and the public are gradually becoming more accepting of reverse mortgages
thanks to recent regulatory changes, but common misconceptions continue to halt the reverse mortgage
market’s potential for growth.
“The biggest misconception is that you don’t own your home or that you are giving up your home, and that is not the case at all,” says Shein. “Is it simply accessing equity in the home; it is a lien, just like any other mortgage is against the property.” The other misconception that Shein notes has to do with the changes that have taken place in the industry over the past few years. “Now you have to be approved and qualify for it, so there are income requirements. We look at payment and credit history and that is used to make a decision in the underwriting process on whether that person is eligible for reverse.”
The increased regulation on reverse has resulted in traditional lenders, originators, banks and the general public viewing reverse in a more positive light – as a better product that protects the consumer. With over $5 trillion in un-tapped equity in the senior housing market, according to a report published by the National Reverse
Mortgage Lenders Association last September, there is a mountain of potential opportunity for reverse mortgages for seniors 62 years and older.
“Reverse mortgage acceptance is growing and is becoming a more mainstream product. As it continues to gain acceptance, I think it will be a good growth area down the growth,” Shein.
“HECM for purchase an important tool for reverse lenders”
“The borrowers are coming. Reverse, are you ready?”

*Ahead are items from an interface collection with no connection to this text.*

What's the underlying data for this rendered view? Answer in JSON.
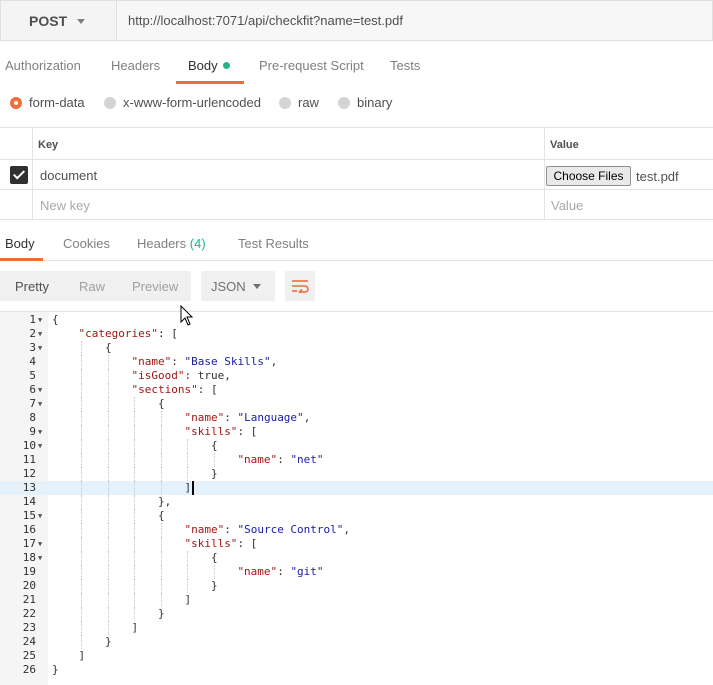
{
  "request": {
    "method": "POST",
    "url": "http://localhost:7071/api/checkfit?name=test.pdf"
  },
  "request_tabs": [
    "Authorization",
    "Headers",
    "Body",
    "Pre-request Script",
    "Tests"
  ],
  "body_types": [
    "form-data",
    "x-www-form-urlencoded",
    "raw",
    "binary"
  ],
  "form_table": {
    "key_header": "Key",
    "value_header": "Value",
    "row_key": "document",
    "choose_files": "Choose Files",
    "file_name": "test.pdf",
    "new_key_placeholder": "New key",
    "new_value_placeholder": "Value"
  },
  "response_tabs": {
    "body": "Body",
    "cookies": "Cookies",
    "headers": "Headers",
    "headers_count": "(4)",
    "test_results": "Test Results"
  },
  "view_modes": [
    "Pretty",
    "Raw",
    "Preview"
  ],
  "format": "JSON",
  "icons": {
    "method_caret": "chevron-down-icon",
    "format_caret": "chevron-down-icon",
    "wrap": "wrap-lines-icon",
    "checkbox": "checkbox-checked-icon",
    "pointer": "mouse-pointer-icon"
  },
  "colors": {
    "accent": "#f26b3a",
    "success": "#26b47f"
  },
  "editor": {
    "current_line": 13,
    "lines": [
      {
        "n": "1",
        "fold": true,
        "text": "{"
      },
      {
        "n": "2",
        "fold": true,
        "text": "    \"categories\": ["
      },
      {
        "n": "3",
        "fold": true,
        "text": "        {"
      },
      {
        "n": "4",
        "fold": false,
        "text": "            \"name\": \"Base Skills\","
      },
      {
        "n": "5",
        "fold": false,
        "text": "            \"isGood\": true,"
      },
      {
        "n": "6",
        "fold": true,
        "text": "            \"sections\": ["
      },
      {
        "n": "7",
        "fold": true,
        "text": "                {"
      },
      {
        "n": "8",
        "fold": false,
        "text": "                    \"name\": \"Language\","
      },
      {
        "n": "9",
        "fold": true,
        "text": "                    \"skills\": ["
      },
      {
        "n": "10",
        "fold": true,
        "text": "                        {"
      },
      {
        "n": "11",
        "fold": false,
        "text": "                            \"name\": \"net\""
      },
      {
        "n": "12",
        "fold": false,
        "text": "                        }"
      },
      {
        "n": "13",
        "fold": false,
        "text": "                    ]"
      },
      {
        "n": "14",
        "fold": false,
        "text": "                },"
      },
      {
        "n": "15",
        "fold": true,
        "text": "                {"
      },
      {
        "n": "16",
        "fold": false,
        "text": "                    \"name\": \"Source Control\","
      },
      {
        "n": "17",
        "fold": true,
        "text": "                    \"skills\": ["
      },
      {
        "n": "18",
        "fold": true,
        "text": "                        {"
      },
      {
        "n": "19",
        "fold": false,
        "text": "                            \"name\": \"git\""
      },
      {
        "n": "20",
        "fold": false,
        "text": "                        }"
      },
      {
        "n": "21",
        "fold": false,
        "text": "                    ]"
      },
      {
        "n": "22",
        "fold": false,
        "text": "                }"
      },
      {
        "n": "23",
        "fold": false,
        "text": "            ]"
      },
      {
        "n": "24",
        "fold": false,
        "text": "        }"
      },
      {
        "n": "25",
        "fold": false,
        "text": "    ]"
      },
      {
        "n": "26",
        "fold": false,
        "text": "}"
      }
    ]
  }
}
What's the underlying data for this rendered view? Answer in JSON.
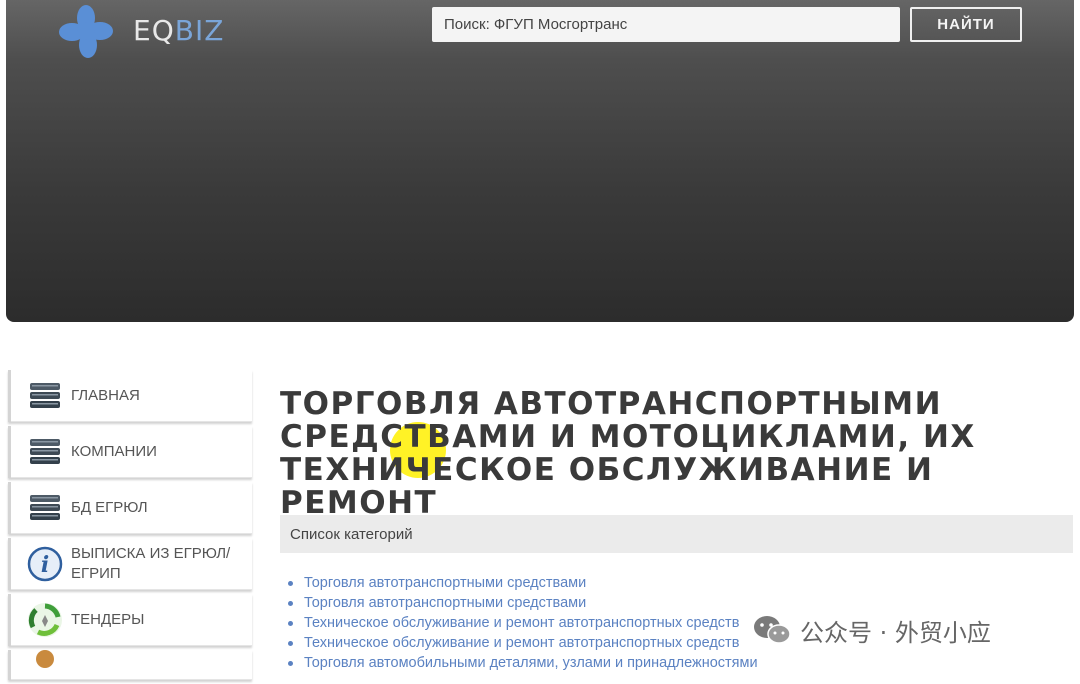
{
  "header": {
    "logo": {
      "part1": "EQ",
      "part2": "BIZ"
    },
    "search": {
      "placeholder": "Поиск: ФГУП Мосгортранс",
      "button_label": "НАЙТИ"
    }
  },
  "sidebar": {
    "items": [
      {
        "label": "ГЛАВНАЯ",
        "icon": "database-icon"
      },
      {
        "label": "КОМПАНИИ",
        "icon": "database-icon"
      },
      {
        "label": "БД ЕГРЮЛ",
        "icon": "database-icon"
      },
      {
        "label": "ВЫПИСКА ИЗ ЕГРЮЛ/ ЕГРИП",
        "icon": "info-icon"
      },
      {
        "label": "ТЕНДЕРЫ",
        "icon": "recycle-icon"
      }
    ]
  },
  "main": {
    "title": "ТОРГОВЛЯ АВТОТРАНСПОРТНЫМИ СРЕДСТВАМИ И МОТОЦИКЛАМИ, ИХ ТЕХНИЧЕСКОЕ ОБСЛУЖИВАНИЕ И РЕМОНТ",
    "categories_header": "Список категорий",
    "categories": [
      "Торговля автотранспортными средствами",
      "Торговля автотранспортными средствами",
      "Техническое обслуживание и ремонт автотранспортных средств",
      "Техническое обслуживание и ремонт автотранспортных средств",
      "Торговля автомобильными деталями, узлами и принадлежностями"
    ]
  },
  "watermark": {
    "text": "公众号 · 外贸小应"
  },
  "colors": {
    "banner_dark": "#2c2c2c",
    "link": "#5b82c2",
    "logo_accent": "#7aa5d8",
    "highlight": "#fff000"
  }
}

More and more “traditional” mortgage originators are moving into reverse, says Joshua Shein, senior director at Home Point Financial. According to Shein,